TALLAHASSEE - March 28, 2012
Lennie Fulwood, Jr., 43, of Tallahassee, was sentenced yesterday to 57 months in prison on four counts of tax evasion, announced Pamela C. Marsh, the United States Attorney for the Northern District of Florida.
Between 2005 and 2008, Fulwood ran a music store selling CDs and DVDs at the Tallahassee flea market. During the same period, Fulwood deposited more than $1.7 million in cash into accounts at five Tallahassee banks. The majority of the cash deposits were made into accounts held solely in the name of Fulwood’s brother, even though the money deposited belonged to Fulwood himself. Fulwood used the cash to purchase $683,000 in commercial and residential properties, each of which he titled solely in his brother’s name. Having hidden his assets in his brother’s name, Fulwood failed to file personal tax returns on the income he had earned. The IRS determined that Fulwood had a taxable income of $1.1 million and owed a total of more than $285,000 in taxes. When questioned by the IRS concerning his failure to file, Fulwood claimed that he had no taxable income and that his cash deposits were attributable to gifts from “friends.” Fulwood declined to identify these friends.
The week before his trial was scheduled to begin, Fulwood violated his bond conditions and traveled to Pikeville, Kentucky, where he induced a gravely-ill double-amputee in a Kentucky nursing home, to give a video-recorded statement to support Fulwood’s gift defense. In keeping with a script provided by Fulwood, the man falsely claimed to have given Fulwood $1 million in cash over a three-year period beginning in 2002. The man had won $27 million in the Kentucky lottery ten years earlier. When later questioned by agents in the case, the man admitted his videotaped statement was false. He said Fulwood had called him repeatedly, urging him to give false testimony, and that when he refused, Fulwood showed up unannounced at his nursing home and set up a video camera at the foot of his bed. The witness said he made the false statement to get Fulwood “off his back.” In spite of the fact that the witness ultimately recanted this video statement, Fulwood testified at trial that the man had actually given him $1 million in cash between 2002 and 2005.
Finding that Fulwood had obstructed justice by testifying falsely, the court sentenced him to 57 months in prison, to be followed by a term of three years’ supervised release. Fulwood was also ordered to pay $285,044 in restitution. The IRS has secured tax liens on Fulwood’s real estate purchases as partial payment on Fulwood’s back-taxes, interest and penalties.
United States Attorney Marsh praised the work of IRS Criminal Investigation, which was assisted in the case by the FBI and the Tallahassee Police Department. Marsh stated, "The investigation and prosecution of tax fraud are priorities of this office. We will continue to work diligently to insure compliance with the tax laws for the benefit of all of our citizens."
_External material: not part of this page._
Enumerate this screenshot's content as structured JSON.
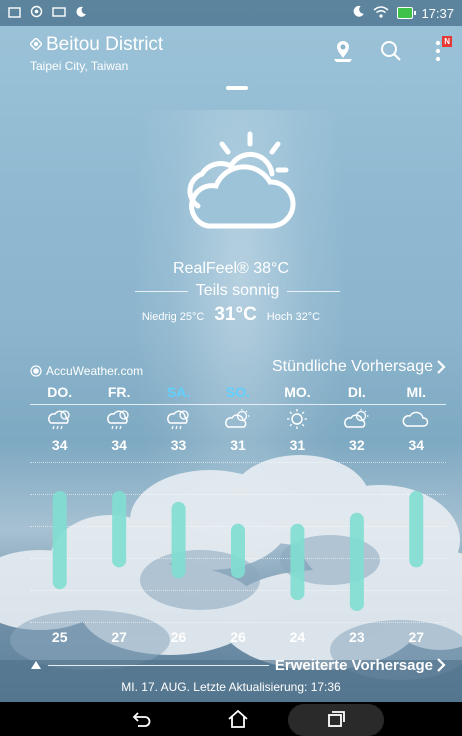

IRS Criminal Investigation Special Agent in Charge, Linda J. Osuna, stated "The prosecution of individuals who intentionally conceal income and evade taxes is a vital element in maintaining public confidence in our tax system. We should not expect the honest taxpayer to foot the bill for those who hide income from the IRS. Our agency welcomes opportunities such as these in order to make individuals account for their illegal actions. We are thankful to the U.S. Attorney, the prosecuting Assistant U.S. Attorney as well as our partner law enforcement agencies in the joint effort to bring justice to the U.S. tax system.”
The case was prosecuted by Assistant U.S. Attorney Karen Rhew-Miller.